Rogers chief executive warns excessive regulation may lead to ‘digital divide’ in cell service
Rogers Communications Inc. chief executive Joe Natale is warning federal regulators that that any changes that negatively affect his company could lead to curtailed capital investment, especially when it comes to the rollout of the company’s nascent 5G wireless network.
“Punitive regulation will slow, or worse, stall 5G deployment. An expansion of rural connectivity will happen at a snail’s pace, if at all,” Natale said on a conference call with analysts following the release of Rogers’ fourth-quarter earnings Wednesday.
The Canadian Radio-television and Telecommunications Commission is currently conducting a review of the wireless sector in Canada, and looking into creating a regulatory framework for mobile virtual network operators (MVNOs) — smaller companies that can buy access to national wireless networks at wholesale rates and offer competing service to customers.
In an interview with the Financial Post, Natale said that sort of wholesale marketplace in wireline internet has led to a digital divide between urban and rural areas, and MVNOs would recreate that dynamic in wireless.
“We’re going to be the ones that invest in 5G. Resellers that come along that have no infrastructure, that have no capital to invest, they’re not going to be building 5G,” Natale said.
“So if the regulatory environment is created such that it impairs our ability to drive investment, we’re going to have to cut and pull back.”
Natale’s warning came as Rogers, along with other wireless providers, is transitioning its businesses for a data-intense future, a shift reflected in its full-year 2019 financial results and the outlook for the coming year.
For the second consecutive quarter, Rogers reported a decline in services revenue driven by a reduction in overage fees as customers shift to unlimited data wireless plans.

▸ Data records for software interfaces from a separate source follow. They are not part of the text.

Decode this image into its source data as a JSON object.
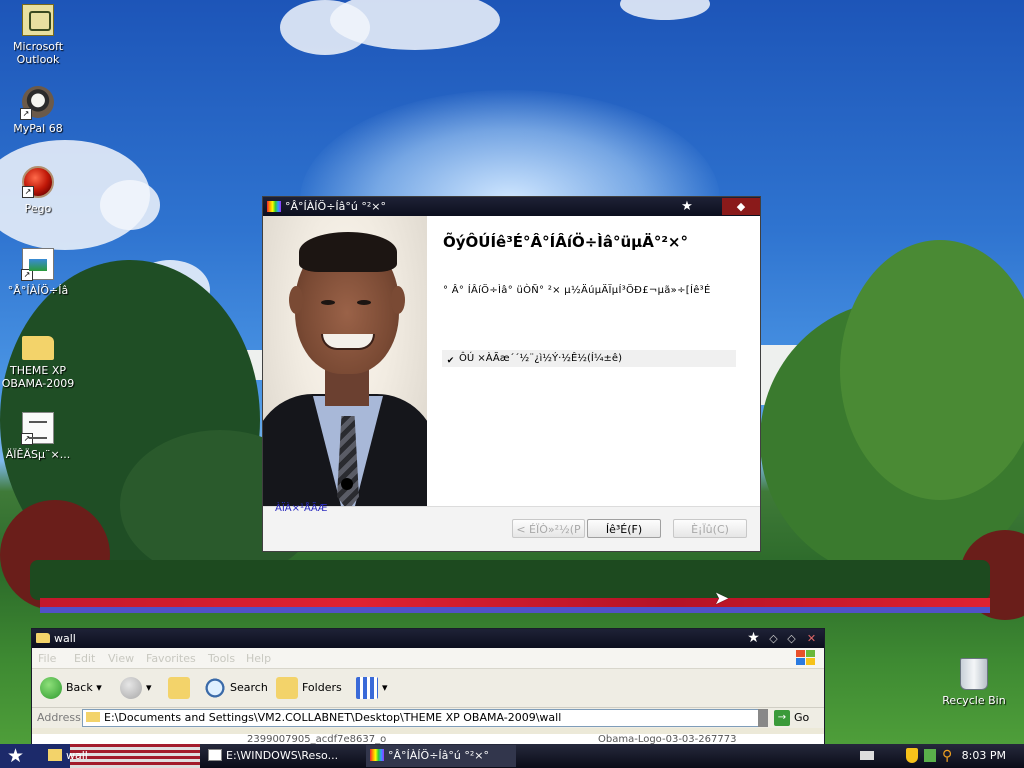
{
  "desktop": {
    "icons": [
      {
        "label": "Microsoft Outlook",
        "icon": "outlook-icon"
      },
      {
        "label": "MyPal 68",
        "icon": "raccoon-icon"
      },
      {
        "label": "Pego",
        "icon": "pego-icon"
      },
      {
        "label": "°Å°ÍÀÍÖ÷Íâ",
        "icon": "image-icon"
      },
      {
        "label": "THEME XP OBAMA-2009",
        "icon": "folder-icon"
      },
      {
        "label": "ÄÏÊÄSµ¨×...",
        "icon": "document-icon"
      }
    ],
    "recycle_bin": "Recycle Bin"
  },
  "dialog": {
    "title": "°Â°ÍÀÍÖ÷Íâ°ú °²×°",
    "heading": "ÕýÔÚÍê³É°Â°ÍÂíÖ÷Ìâ°üµÄ°²×°",
    "text": "° Â° ÍÂíÖ÷Ìâ° üÒÑ° ²× µ½ÄúµÄÏµÍ³ÖÐ£¬µã»÷[Íê³É",
    "checkbox_label": "ÔÚ ×ÀÃæ´´½¨¿ì½Ý·½Ê½(Í¼±ê)",
    "brand": "ÀÏÀ×¹ÅÃÆ",
    "back_button": "< ÉÏÒ»²½(P",
    "finish_button": "Íê³É(F)",
    "cancel_button": "È¡Ïû(C)",
    "colors": {
      "titlebar": "#0c0f1e",
      "brand": "#2a2abf"
    }
  },
  "explorer": {
    "title": "wall",
    "menu": [
      "File",
      "Edit",
      "View",
      "Favorites",
      "Tools",
      "Help"
    ],
    "toolbar": {
      "back": "Back",
      "search": "Search",
      "folders": "Folders"
    },
    "address_label": "Address",
    "address_value": "E:\\Documents and Settings\\VM2.COLLABNET\\Desktop\\THEME XP OBAMA-2009\\wall",
    "go": "Go",
    "files": [
      "2399007905_acdf7e8637_o",
      "Obama-Logo-03-03-267773"
    ]
  },
  "taskbar": {
    "tasks": [
      {
        "label": "wall",
        "icon": "folder-icon"
      },
      {
        "label": "E:\\WINDOWS\\Reso...",
        "icon": "notepad-icon"
      },
      {
        "label": "°Â°ÍÀÍÖ÷Íâ°ú °²×°",
        "icon": "installer-icon"
      }
    ],
    "clock": "8:03 PM"
  }
}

So if the regulatory environment is created such that it impairs our ability to drive investment, we’re going to have to cut and pull back
Joe Natale, Rogers CEO

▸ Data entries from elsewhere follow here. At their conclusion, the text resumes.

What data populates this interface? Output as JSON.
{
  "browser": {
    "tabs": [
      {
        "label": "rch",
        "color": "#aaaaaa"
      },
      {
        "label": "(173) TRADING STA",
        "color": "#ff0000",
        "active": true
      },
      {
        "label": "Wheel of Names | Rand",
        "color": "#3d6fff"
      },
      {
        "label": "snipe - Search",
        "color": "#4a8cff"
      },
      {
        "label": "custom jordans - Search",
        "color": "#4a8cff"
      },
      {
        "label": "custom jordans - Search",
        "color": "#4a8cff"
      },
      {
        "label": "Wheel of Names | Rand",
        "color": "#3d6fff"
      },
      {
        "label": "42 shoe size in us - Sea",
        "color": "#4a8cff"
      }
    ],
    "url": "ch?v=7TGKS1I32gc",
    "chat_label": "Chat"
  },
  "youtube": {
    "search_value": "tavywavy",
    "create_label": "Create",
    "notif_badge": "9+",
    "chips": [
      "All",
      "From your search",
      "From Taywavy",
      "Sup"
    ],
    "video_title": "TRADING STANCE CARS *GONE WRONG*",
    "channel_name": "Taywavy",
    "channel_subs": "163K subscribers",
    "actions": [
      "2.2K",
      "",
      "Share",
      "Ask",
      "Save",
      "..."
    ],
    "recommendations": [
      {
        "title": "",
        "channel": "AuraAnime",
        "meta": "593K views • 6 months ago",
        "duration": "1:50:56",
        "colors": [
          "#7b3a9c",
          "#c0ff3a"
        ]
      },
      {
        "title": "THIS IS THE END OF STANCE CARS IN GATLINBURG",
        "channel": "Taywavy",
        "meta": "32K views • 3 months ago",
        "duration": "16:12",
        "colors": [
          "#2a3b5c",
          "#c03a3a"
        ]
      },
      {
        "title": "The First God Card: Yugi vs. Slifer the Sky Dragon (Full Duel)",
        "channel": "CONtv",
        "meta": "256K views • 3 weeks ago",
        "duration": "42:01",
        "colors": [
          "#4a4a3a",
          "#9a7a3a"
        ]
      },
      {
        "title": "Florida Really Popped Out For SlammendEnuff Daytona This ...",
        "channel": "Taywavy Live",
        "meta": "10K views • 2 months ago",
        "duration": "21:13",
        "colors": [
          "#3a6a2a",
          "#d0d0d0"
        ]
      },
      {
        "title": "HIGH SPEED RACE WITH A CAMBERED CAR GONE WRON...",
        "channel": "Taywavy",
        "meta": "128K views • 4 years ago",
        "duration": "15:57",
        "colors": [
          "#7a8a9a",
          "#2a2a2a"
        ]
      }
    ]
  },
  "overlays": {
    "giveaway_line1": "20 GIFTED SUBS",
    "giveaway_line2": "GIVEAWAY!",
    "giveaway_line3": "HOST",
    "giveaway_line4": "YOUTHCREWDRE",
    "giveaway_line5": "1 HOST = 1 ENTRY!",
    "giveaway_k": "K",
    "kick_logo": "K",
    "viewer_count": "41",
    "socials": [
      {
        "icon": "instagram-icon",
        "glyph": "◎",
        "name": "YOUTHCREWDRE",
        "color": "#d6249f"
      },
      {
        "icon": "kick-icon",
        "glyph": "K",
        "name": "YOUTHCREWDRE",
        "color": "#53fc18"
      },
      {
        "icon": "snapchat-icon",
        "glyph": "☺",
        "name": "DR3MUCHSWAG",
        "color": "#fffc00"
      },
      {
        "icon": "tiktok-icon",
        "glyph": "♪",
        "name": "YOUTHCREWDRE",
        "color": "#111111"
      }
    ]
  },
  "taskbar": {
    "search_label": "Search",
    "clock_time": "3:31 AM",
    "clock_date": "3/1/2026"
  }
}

Rogers added 131,000 postpaid wireless subscribers in the fourth quarter of 2019, and the company said that it now has 1.4 million people subscribed to its Infinite unlimited data plans.
But the company reported a one per cent decline in services revenue, largely because they’re collecting less in data overage fees.
In 2019 Rogers had net income of $2.04 billion on overall revenues of $15.07 billion.
For 2020, Rogers chief financial officer Tony Staffieri said they’re expecting both revenue and earnings to be flat overall. In the first half of the year they expect declines as more people sign up for those unlimited plans, but that transition will be finished by the middle of the year.
“We expect service revenue growth for the year to be between positive two per cent and negative two per cent,” Staffieri said.
“We anticipate the first half of 2020 to reflect negative year-over-year growth in both (service revenue and EBITDA), abut in the second half of the year we continue to anticipate these numbers to resume year-over-year growth.”
The company forecast capital spending between $2.7 billion and $2.9 billion, but Natale told analysts that if they get hit with unfavourable regulatory decisions, the Rogers might curtail spending below the bottom end of that range.
Maher Yaghi, equity analyst with Desjardins Capital Markets said that the threat to cut back on capital investment probably isn’t just sabre-rattling.
“You look at what other companies in other parts of the world have done, when faced with that kind of outcome they have cut their capex significantly,” Yaghi said.
“That’s a decision that will reduce profitability for these companies significantly.”
Natale argued that the unlimited data plans represent a major decrease in prices to consumers, because on a per-gigabyte rate they’re much cheaper.
“We’ll continue to drive the affordability because we want our products to be used more by Canadians,” Natale said.
“Wireless prices have come down by 50 per cent over the last five years, and in fact with the launch of unlimited and Infinite just a few months ago, that sticker price has come down 25 per cent for an equivalent amount of data.”